## A Nonsingular, Not Absolutely Continuous Probability Measure

In this post, we construct a probability measure on $([0,1], \mathcal{B}([0,1]))$, where $\mathcal{B}([0,1])$ denotes the Borel $\sigma$-algebra on the unit interval, which is neither singular nor absolutely continuous. The example comes from Khoshnevisan’s textbook Probability published by AMS.

Let $\left\{X_{j}\right\}_{j=1}^{\infty}$ be a countable collection of i.i.d. Bernoulli trials with parameter $p = \frac{1}{2}$ on a probability space $(\Omega, \mathcal{A},\mathbb{P})$. Define a random variable $Y := \sum_{j=1}^{\infty}4^{-j}X_{j}$, and let $\mu$ denote the distribution of $Y$, so that $\mu$ is a probability measure on $([0,1],\mathcal{B}([0,1]))$.

Our goal is to show that $\mu$ is not absolutely continuous, is nonsingular, and is not a simple combination of the two classes of measures. We will show that $\mu(\left\{x\right\}) = 0$ for all $x \in [0,1]$ and that there exists a Borel measurable subset $A \subset \mathbb{R}^{\geq 0}$ that has zero Lebesgue measure, but $\mu(A) = 1$.

Proof. For $n \in \mathbb{Z}^{\geq 1}$, define $Y_{n} := \sum_{j=1}^{n}4^{-j}X_{j}$, and let $\mathscr{Y}_{n}$ denote the image of $Y_{n}$. Note that $\left|Y_{n}\right| = 2^{n}$. Since, for $latex n \in \mathbb{Z}^{\geq 1}$,
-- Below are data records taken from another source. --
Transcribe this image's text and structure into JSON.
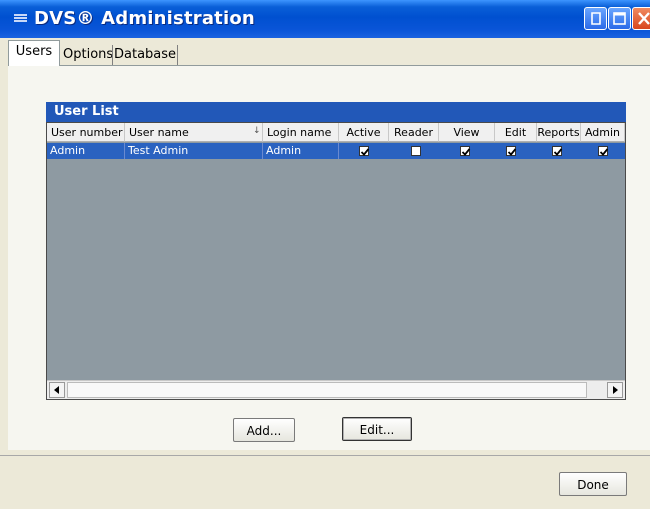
{
  "window": {
    "title": "DVS® Administration"
  },
  "tabs": [
    {
      "label": "Users",
      "selected": true
    },
    {
      "label": "Options",
      "selected": false
    },
    {
      "label": "Database",
      "selected": false
    }
  ],
  "user_list": {
    "title": "User List",
    "columns": [
      "User number",
      "User name",
      "Login name",
      "Active",
      "Reader",
      "View",
      "Edit",
      "Reports",
      "Admin"
    ],
    "rows": [
      {
        "user_number": "Admin",
        "user_name": "Test Admin",
        "login_name": "Admin",
        "active": true,
        "reader": false,
        "view": true,
        "edit": true,
        "reports": true,
        "admin": true,
        "selected": true
      }
    ]
  },
  "buttons": {
    "add": "Add...",
    "edit": "Edit...",
    "done": "Done"
  },
  "colors": {
    "titlebar": "#0050d0",
    "list_header": "#2258b8",
    "selected_row": "#2a62c0",
    "grid_background": "#8e9aa2",
    "close_button": "#d8461e"
  },
  "icons": [
    "app-icon",
    "minimize-icon",
    "maximize-icon",
    "close-icon",
    "checkmark-icon",
    "arrow-left-icon",
    "arrow-right-icon",
    "sort-indicator-icon"
  ]
}
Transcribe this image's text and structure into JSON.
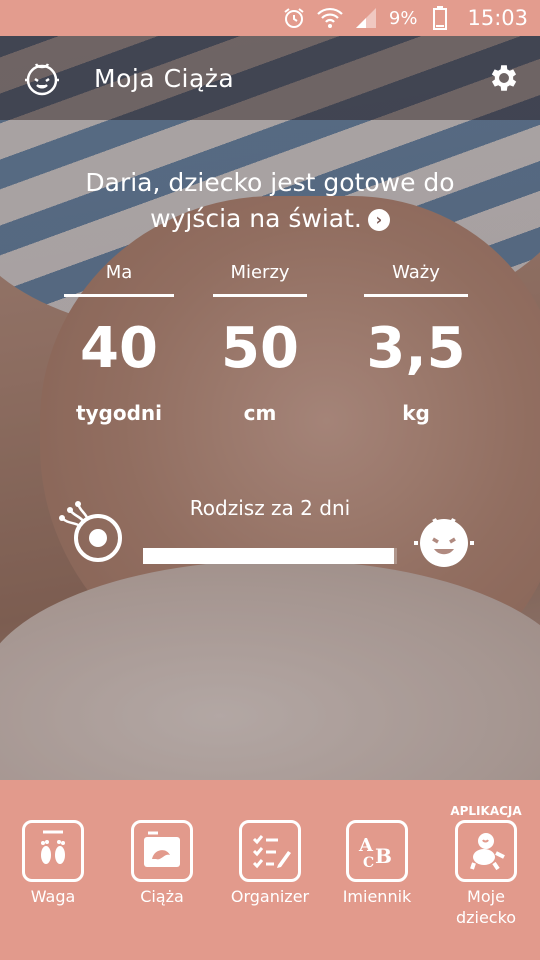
{
  "status_bar": {
    "battery": "9%",
    "time": "15:03"
  },
  "app_bar": {
    "title": "Moja Ciąża"
  },
  "headline": {
    "text": "Daria, dziecko jest gotowe do wyjścia na świat."
  },
  "stats": [
    {
      "label": "Ma",
      "value": "40",
      "unit": "tygodni"
    },
    {
      "label": "Mierzy",
      "value": "50",
      "unit": "cm"
    },
    {
      "label": "Waży",
      "value": "3,5",
      "unit": "kg"
    }
  ],
  "progress": {
    "label": "Rodzisz za 2 dni",
    "fraction": 0.99
  },
  "bottom_nav": {
    "badge": "APLIKACJA",
    "items": [
      {
        "label": "Waga",
        "icon": "feet-icon"
      },
      {
        "label": "Ciąża",
        "icon": "ultrasound-icon"
      },
      {
        "label": "Organizer",
        "icon": "checklist-icon"
      },
      {
        "label": "Imiennik",
        "icon": "abc-icon"
      },
      {
        "label": "Moje dziecko",
        "icon": "crawling-baby-icon"
      }
    ]
  },
  "colors": {
    "accent": "#e29a8c",
    "text": "#ffffff"
  }
}
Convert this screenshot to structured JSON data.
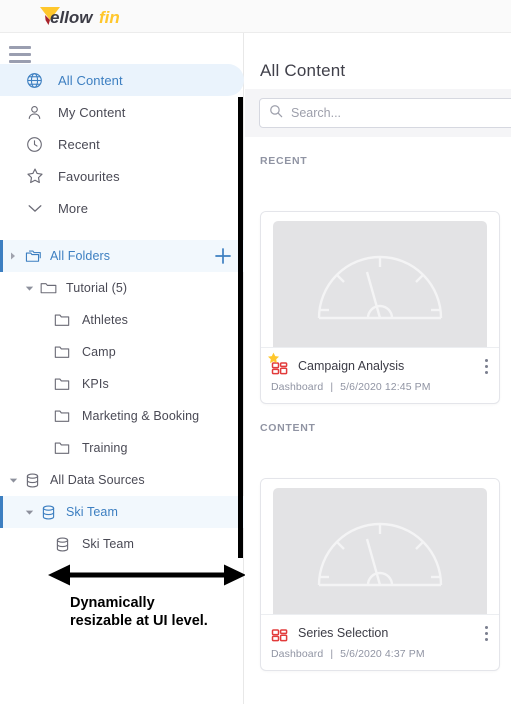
{
  "brand": {
    "name_dark": "ellow",
    "name_accent": "fin",
    "accent_color": "#FFC72C",
    "dark_color": "#3C3C46"
  },
  "sidebar": {
    "menu_icon": "hamburger-icon",
    "nav": [
      {
        "label": "All Content",
        "icon": "globe-icon",
        "selected": true
      },
      {
        "label": "My Content",
        "icon": "person-icon",
        "selected": false
      },
      {
        "label": "Recent",
        "icon": "clock-icon",
        "selected": false
      },
      {
        "label": "Favourites",
        "icon": "star-outline-icon",
        "selected": false
      },
      {
        "label": "More",
        "icon": "chevron-down-icon",
        "selected": false
      }
    ],
    "tree": [
      {
        "label": "All Folders",
        "icon": "folders-icon",
        "indent": 0,
        "caret": "right",
        "highlight": true,
        "blue": true,
        "action": "add-folder-button"
      },
      {
        "label": "Tutorial (5)",
        "icon": "folder-open-icon",
        "indent": 1,
        "caret": "down",
        "highlight": false,
        "blue": false
      },
      {
        "label": "Athletes",
        "icon": "folder-icon",
        "indent": 2,
        "caret": "none",
        "highlight": false,
        "blue": false
      },
      {
        "label": "Camp",
        "icon": "folder-icon",
        "indent": 2,
        "caret": "none",
        "highlight": false,
        "blue": false
      },
      {
        "label": "KPIs",
        "icon": "folder-icon",
        "indent": 2,
        "caret": "none",
        "highlight": false,
        "blue": false
      },
      {
        "label": "Marketing & Booking",
        "icon": "folder-icon",
        "indent": 2,
        "caret": "none",
        "highlight": false,
        "blue": false
      },
      {
        "label": "Training",
        "icon": "folder-icon",
        "indent": 2,
        "caret": "none",
        "highlight": false,
        "blue": false
      },
      {
        "label": "All Data Sources",
        "icon": "database-icon",
        "indent": 0,
        "caret": "down",
        "highlight": false,
        "blue": false
      },
      {
        "label": "Ski Team",
        "icon": "database-icon",
        "indent": 1,
        "caret": "down",
        "highlight": true,
        "blue": true
      },
      {
        "label": "Ski Team",
        "icon": "database-icon",
        "indent": 2,
        "caret": "none",
        "highlight": false,
        "blue": false
      }
    ],
    "add_folder_label": "+"
  },
  "annotation": {
    "line1": "Dynamically",
    "line2": "resizable at UI level.",
    "arrow": "double-headed-horizontal-arrow",
    "divider": "resize-handle"
  },
  "main": {
    "title": "All Content",
    "search": {
      "value": "",
      "placeholder": "Search...",
      "icon": "search-icon"
    },
    "sections": [
      {
        "heading": "RECENT"
      },
      {
        "heading": "CONTENT"
      }
    ],
    "cards": [
      {
        "title": "Campaign Analysis",
        "type": "Dashboard",
        "separator": "|",
        "timestamp": "5/6/2020 12:45 PM",
        "thumbnail": "gauge-chart-icon",
        "icon": "dashboard-grid-icon",
        "favourite": true,
        "favourite_icon": "star-filled-icon",
        "menu_icon": "kebab-menu-icon"
      },
      {
        "title": "Series Selection",
        "type": "Dashboard",
        "separator": "|",
        "timestamp": "5/6/2020 4:37 PM",
        "thumbnail": "gauge-chart-icon",
        "icon": "dashboard-grid-icon",
        "favourite": false,
        "favourite_icon": "star-filled-icon",
        "menu_icon": "kebab-menu-icon"
      }
    ]
  },
  "colors": {
    "accent_blue": "#3D7FC1",
    "selected_bg": "#EAF3FC",
    "brand_yellow": "#FFC72C",
    "dashboard_red": "#E23B3B"
  }
}
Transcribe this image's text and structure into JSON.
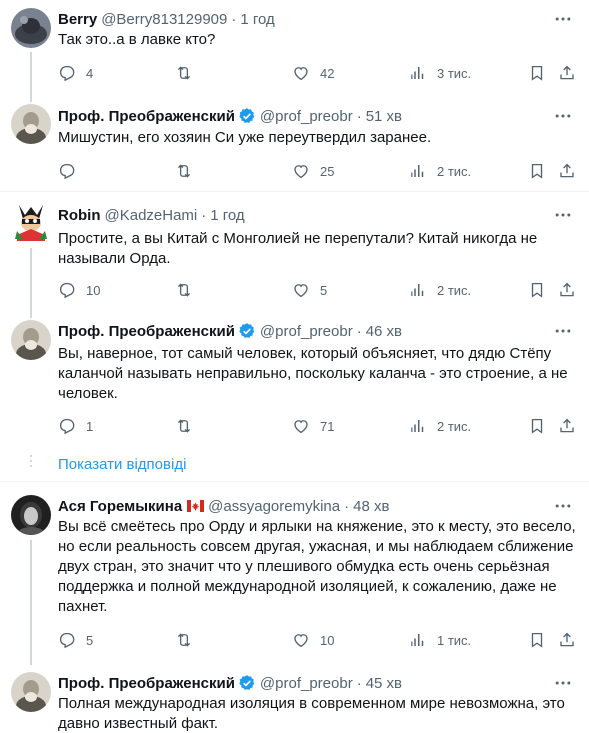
{
  "tweets": [
    {
      "name": "Berry",
      "handle": "@Berry813129909",
      "time": "1 год",
      "text": "Так это..а в лавке кто?",
      "replies": "4",
      "retweets": "",
      "likes": "42",
      "views": "3 тис."
    },
    {
      "name": "Проф. Преображенский",
      "handle": "@prof_preobr",
      "time": "51 хв",
      "text": "Мишустин, его хозяин Си уже переутвердил заранее.",
      "replies": "",
      "retweets": "",
      "likes": "25",
      "views": "2 тис."
    },
    {
      "name": "Robin",
      "handle": "@KadzeHami",
      "time": "1 год",
      "text_lines": [
        "Простите, а вы Китай с Монголией не перепутали? Китай никогда не",
        "называли Орда."
      ],
      "replies": "10",
      "retweets": "",
      "likes": "5",
      "views": "2 тис."
    },
    {
      "name": "Проф. Преображенский",
      "handle": "@prof_preobr",
      "time": "46 хв",
      "text_lines": [
        "Вы, наверное, тот самый человек, который объясняет, что дядю Стёпу",
        "каланчой называть неправильно, поскольку каланча - это строение, а не",
        "человек."
      ],
      "replies": "1",
      "retweets": "",
      "likes": "71",
      "views": "2 тис."
    },
    {
      "name": "Ася Горемыкина",
      "handle": "@assyagoremykina",
      "time": "48 хв",
      "text_lines": [
        "Вы всё смеётесь про Орду и ярлыки на княжение, это к месту, это весело,",
        "но если реальность совсем другая, ужасная, и мы наблюдаем сближение",
        "двух стран, это значит что у плешивого обмудка есть очень серьёзная",
        "поддержка и полной международной изоляцией, к сожалению, даже не",
        "пахнет."
      ],
      "replies": "5",
      "retweets": "",
      "likes": "10",
      "views": "1 тис."
    },
    {
      "name": "Проф. Преображенский",
      "handle": "@prof_preobr",
      "time": "45 хв",
      "text_lines": [
        "Полная международная изоляция в современном мире невозможна, это",
        "давно известный факт."
      ]
    }
  ],
  "show_replies": "Показати відповіді",
  "icons": {
    "reply": "reply-icon",
    "retweet": "retweet-icon",
    "like": "heart-icon",
    "views": "views-icon",
    "bookmark": "bookmark-icon",
    "share": "share-icon",
    "more": "more-icon",
    "verified": "verified-badge-icon",
    "flag": "canada-flag-icon"
  },
  "colors": {
    "link": "#1d9bf0",
    "secondary_text": "#536471",
    "verified": "#1d9bf0",
    "divider": "#eff3f4"
  }
}
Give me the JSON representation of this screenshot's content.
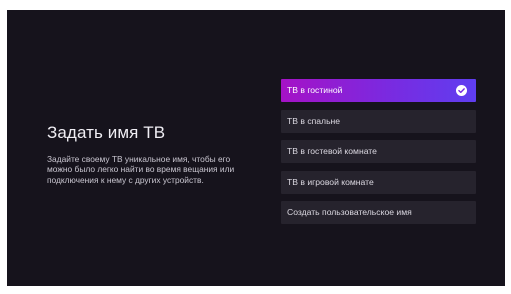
{
  "page": {
    "title": "Задать имя ТВ",
    "description": "Задайте своему ТВ уникальное имя, чтобы его можно было легко найти во время вещания или подключения к нему с других устройств."
  },
  "options": [
    {
      "label": "ТВ в гостиной",
      "selected": true
    },
    {
      "label": "ТВ в спальне",
      "selected": false
    },
    {
      "label": "ТВ в гостевой комнате",
      "selected": false
    },
    {
      "label": "ТВ в игровой комнате",
      "selected": false
    },
    {
      "label": "Создать пользовательское имя",
      "selected": false
    }
  ],
  "icons": {
    "selected_indicator": "checkmark-circle-icon"
  },
  "colors": {
    "background": "#16131c",
    "option_background": "#26232d",
    "selected_gradient_start": "#a512c6",
    "selected_gradient_end": "#5f3ef0"
  }
}
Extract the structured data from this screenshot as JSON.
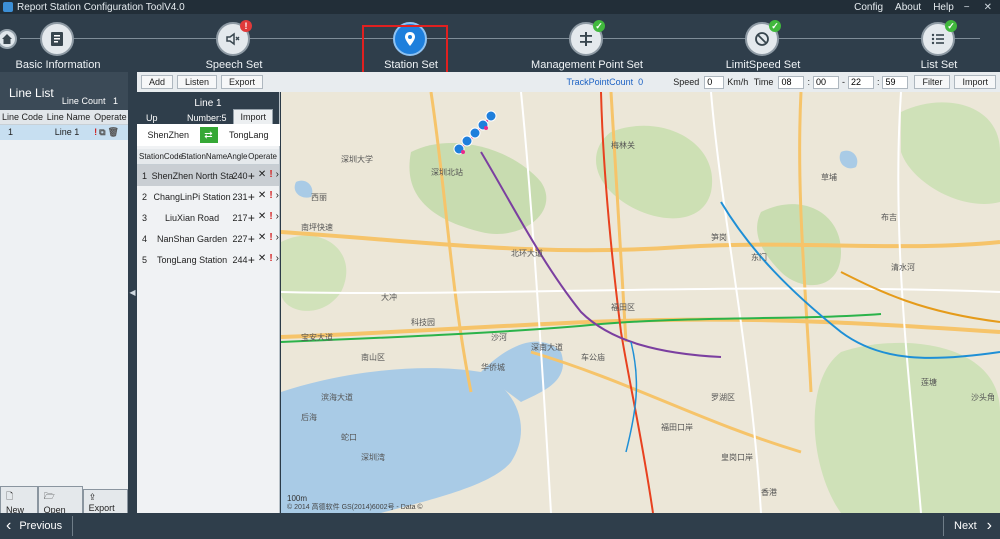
{
  "app": {
    "title": "Report Station Configuration ToolV4.0"
  },
  "menu": {
    "config": "Config",
    "about": "About",
    "help": "Help"
  },
  "steps": [
    {
      "label": "Basic Information",
      "icon": "document-icon",
      "status": ""
    },
    {
      "label": "Speech Set",
      "icon": "speaker-icon",
      "status": "warn"
    },
    {
      "label": "Station Set",
      "icon": "location-pin-icon",
      "status": "active"
    },
    {
      "label": "Management Point Set",
      "icon": "management-icon",
      "status": "ok"
    },
    {
      "label": "LimitSpeed Set",
      "icon": "no-entry-icon",
      "status": "ok"
    },
    {
      "label": "List Set",
      "icon": "list-icon",
      "status": "ok"
    }
  ],
  "line_list": {
    "title": "Line List",
    "count_label": "Line Count",
    "count": "1",
    "columns": [
      "Line Code",
      "Line Name",
      "Operate"
    ],
    "rows": [
      {
        "code": "1",
        "name": "Line 1"
      }
    ],
    "buttons": {
      "new": "New",
      "open": "Open",
      "export": "Export"
    }
  },
  "toolbar": {
    "add": "Add",
    "listen": "Listen",
    "export": "Export",
    "track_label": "TrackPointCount",
    "track_count": "0",
    "speed_label": "Speed",
    "speed_value": "0",
    "speed_unit": "Km/h",
    "time_label": "Time",
    "time_h1": "08",
    "time_m1": "00",
    "time_h2": "22",
    "time_m2": "59",
    "filter": "Filter",
    "import": "Import"
  },
  "station_panel": {
    "line_name": "Line 1",
    "direction": "Up",
    "number_label": "Number:5",
    "import": "Import",
    "from": "ShenZhen",
    "to": "TongLang",
    "columns": [
      "StationCode",
      "StationName",
      "Angle",
      "Operate"
    ],
    "stations": [
      {
        "idx": "1",
        "name": "ShenZhen North Stati",
        "angle": "240"
      },
      {
        "idx": "2",
        "name": "ChangLinPi Station",
        "angle": "231"
      },
      {
        "idx": "3",
        "name": "LiuXian Road",
        "angle": "217"
      },
      {
        "idx": "4",
        "name": "NanShan Garden",
        "angle": "227"
      },
      {
        "idx": "5",
        "name": "TongLang Station",
        "angle": "244"
      }
    ]
  },
  "map": {
    "labels": [
      "南坪快速",
      "宝安大道",
      "深圳大学",
      "北环大道",
      "深南大道",
      "滨海大道",
      "福田区",
      "罗湖区",
      "南山区",
      "深圳湾",
      "香港",
      "梅林关",
      "东门",
      "西丽",
      "蛇口",
      "后海",
      "华侨城",
      "车公庙",
      "科技园",
      "深圳北站",
      "布吉",
      "草埔",
      "笋岗",
      "清水河",
      "莲塘",
      "沙头角",
      "福田口岸",
      "皇岗口岸",
      "沙河",
      "大冲"
    ],
    "scale": "100m",
    "credit": "© 2014 高德软件 GS(2014)6002号 - Data ©"
  },
  "footer": {
    "previous": "Previous",
    "next": "Next"
  },
  "colors": {
    "accent": "#1e7fdc",
    "ok": "#41b83d",
    "warn": "#e03a3a",
    "dark": "#2f3e4b"
  }
}
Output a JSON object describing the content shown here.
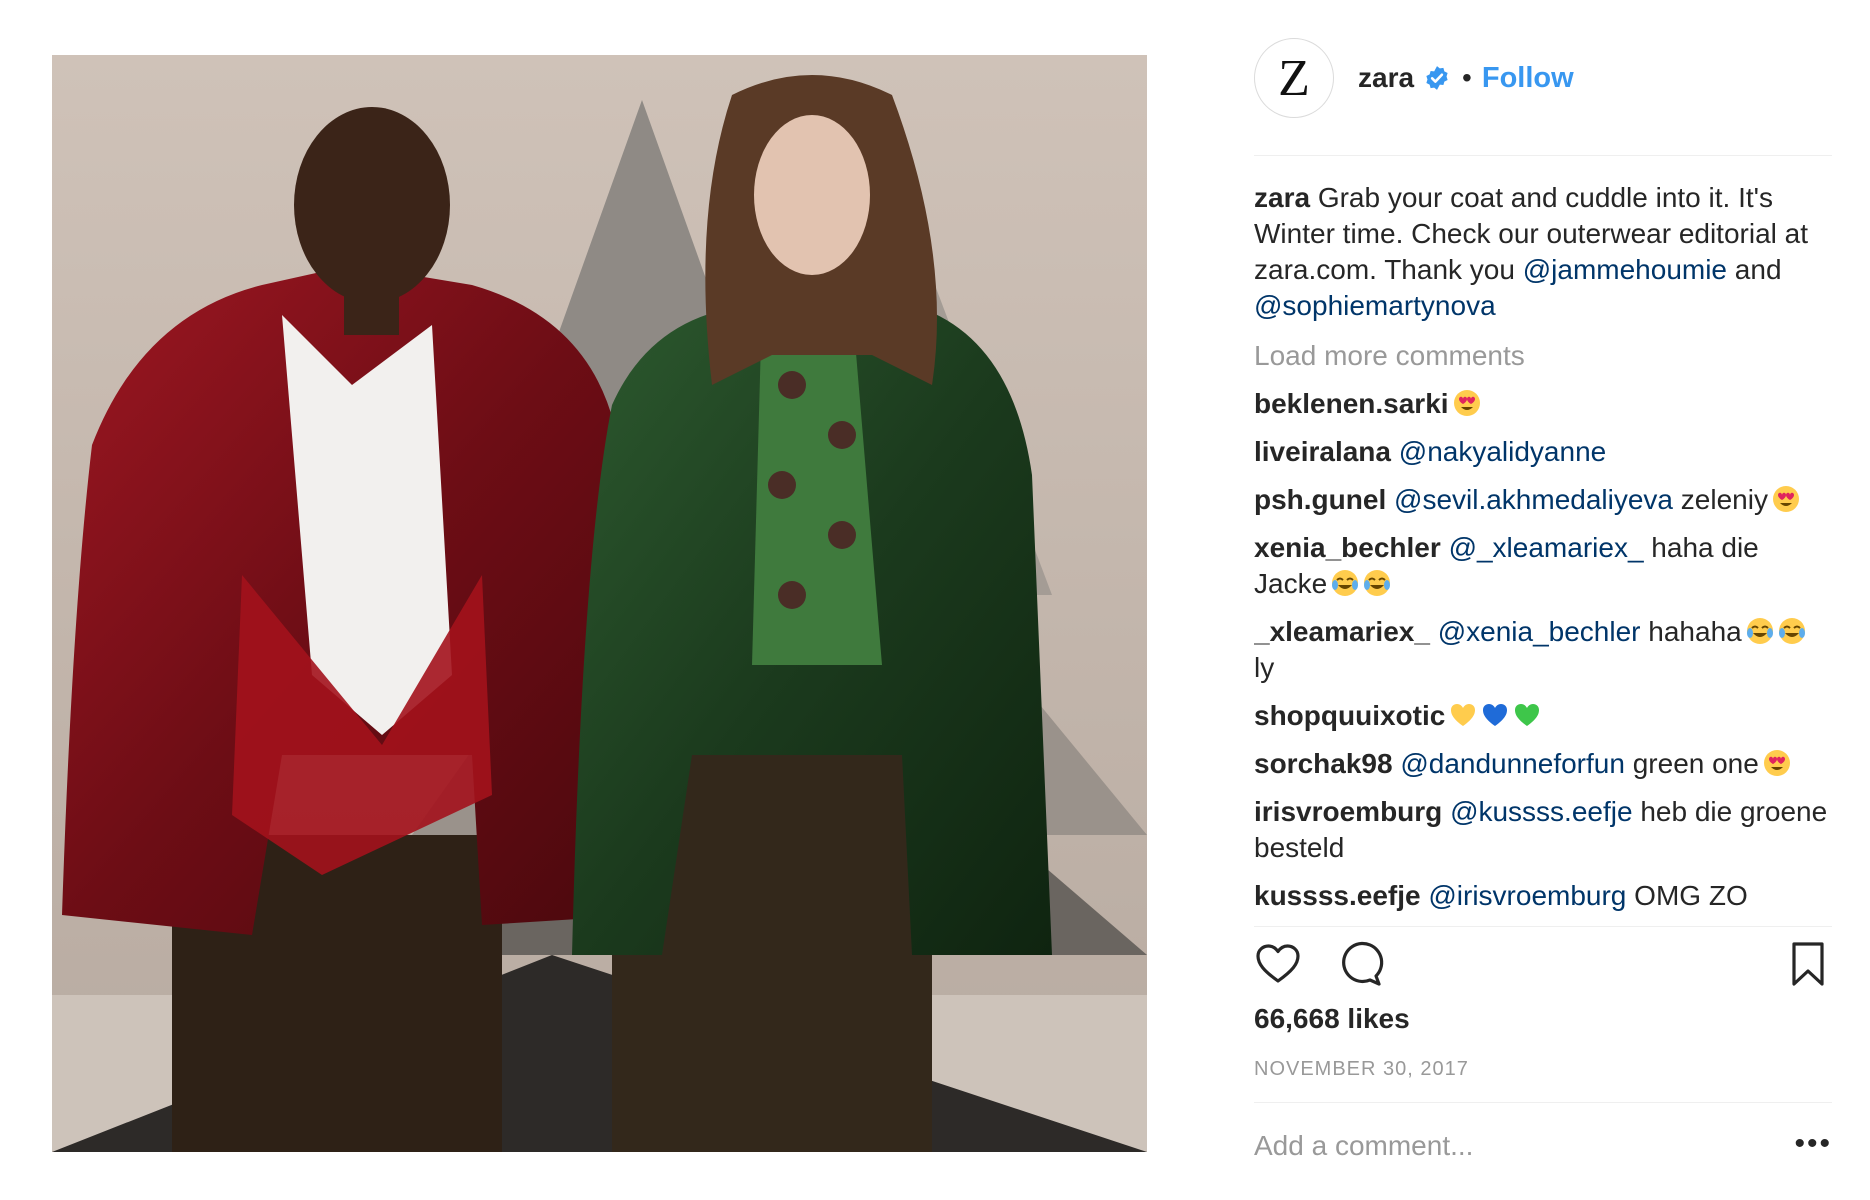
{
  "post": {
    "username": "zara",
    "avatar_letter": "Z",
    "follow_label": "Follow",
    "dot": "•",
    "caption": {
      "user": "zara",
      "text": "Grab your coat and cuddle into it. It's Winter time. Check our outerwear editorial at zara.com. Thank you",
      "mention1": "@jammehoumie",
      "and": "and",
      "mention2": "@sophiemartynova"
    },
    "load_more": "Load more comments",
    "comments": [
      {
        "user": "beklenen.sarki",
        "mention": "",
        "text": "",
        "emoji": [
          "heart-eyes"
        ]
      },
      {
        "user": "liveiralana",
        "mention": "@nakyalidyanne",
        "text": "",
        "emoji": []
      },
      {
        "user": "psh.gunel",
        "mention": "@sevil.akhmedaliyeva",
        "text": "zeleniy",
        "emoji": [
          "heart-eyes"
        ]
      },
      {
        "user": "xenia_bechler",
        "mention": "@_xleamariex_",
        "text": "haha die Jacke",
        "emoji": [
          "tears-of-joy",
          "tears-of-joy"
        ]
      },
      {
        "user": "_xleamariex_",
        "mention": "@xenia_bechler",
        "text": "hahaha",
        "emoji": [
          "tears-of-joy",
          "tears-of-joy"
        ],
        "tail": "ly"
      },
      {
        "user": "shopquuixotic",
        "mention": "",
        "text": "",
        "emoji": [
          "yellow-heart",
          "blue-heart",
          "green-heart"
        ]
      },
      {
        "user": "sorchak98",
        "mention": "@dandunneforfun",
        "text": "green one",
        "emoji": [
          "heart-eyes"
        ]
      },
      {
        "user": "irisvroemburg",
        "mention": "@kussss.eefje",
        "text": "heb die groene besteld",
        "emoji": []
      },
      {
        "user": "kussss.eefje",
        "mention": "@irisvroemburg",
        "text": "OMG ZO",
        "emoji": []
      }
    ],
    "likes": "66,668 likes",
    "date": "NOVEMBER 30, 2017",
    "add_comment_placeholder": "Add a comment...",
    "more_label": "•••"
  },
  "icons": {
    "verified": "verified-badge-icon",
    "like": "heart-icon",
    "comment": "comment-icon",
    "save": "bookmark-icon",
    "more": "more-options-icon"
  },
  "colors": {
    "link": "#3897f0",
    "mention": "#003569",
    "muted": "#999999",
    "text": "#262626",
    "divider": "#efefef"
  }
}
$\displaystyle \left|Y - Y_{n}\right|=\left|\sum_{j=n+1}^{\infty}4^{-j}X_{j}\right| \leq \sum_{j=n+1}^{\infty}4^{-j} = 4^{-(n+1)}\left(1 - \frac{1}{4}\right)^{-1} = \frac{4^{-n}}{3}$

$Y$ is almost surely within $\frac{4^{-n}}{3}$ of $y \in \mathscr{Y}_{n}$. If, for $n\in\mathbb{Z}^{\geq 1}$, we define

$\displaystyle V_{n} := \bigcup_{j=n}^{\infty}\bigcup_{y \in \mathscr{Y}_{j}}\left[y-\frac{4^{-j}}{3},y+\frac{4^{-j}}{3}\right]$

then $\mu(V_{n}) = \mathbb{P}(Y \in V_{n}) = 1$. Since $(V_{n})_{n=1}^{\infty}$ is a decreasing sequence of sets, $\mu(A) = \lim_{n \rightarrow \infty} \mu(V_{n}) = 1$, where $A := \bigcap_{n=1}^{\infty}V_{n}$.

We now show that $A$ has Lebesgue measure zero. Denote the Lebesgue measure by $m$ and observe that, for $n \in \mathbb{Z}^{\geq 1}$

$\displaystyle m(A) \leq \mu(V_{n}) \leq 2\sum_{k=n}^{\infty}\sum_{y \in \mathscr{Y}_{k}}\frac{4^{-k}}{3} = \frac{2}{3}\sum_{k=n}^{\infty}2^{k}4^{-k} = \frac{2}{3}\sum_{k=n}^{\infty}2^{-k} =\frac{2^{2-n}}{3}$

Letting $n \rightarrow \infty$, we see that $m(A) = 0$.

Lastly, we show that $\mu(\left\{x\right\}) = 0$ for all $x \in [0,1]$. We can express each $x \in [0,1]$ in base-$4$ as $x = \sum_{j=1}^{\infty}4^{-j}x_{j}$, where $x_{j} \in \left\{0,1,2,3\right\}$. Note that, for any $n \in \mathbb{Z}^{\geq 1}$,

$\begin{array}{lcl} \mu(\left\{x\right\}) =\mathbb{P}(Y = x)\leq\mathbb{P}(X_{1} = x_{1},\cdots,X_{n} = x_{n}) & = &\mathbb{P}(X_{1} = x_{1})\cdots \mathbb{P}(X_{n} = x_{n})\\ & = & 2^{-n}\end{array}$

where we use the independence of the $X_{j}$ to obtain the penultimate expression. Letting $n \rightarrow \infty$, we conclude that $\mu(\left\{x\right\}) = 0$. $\Box$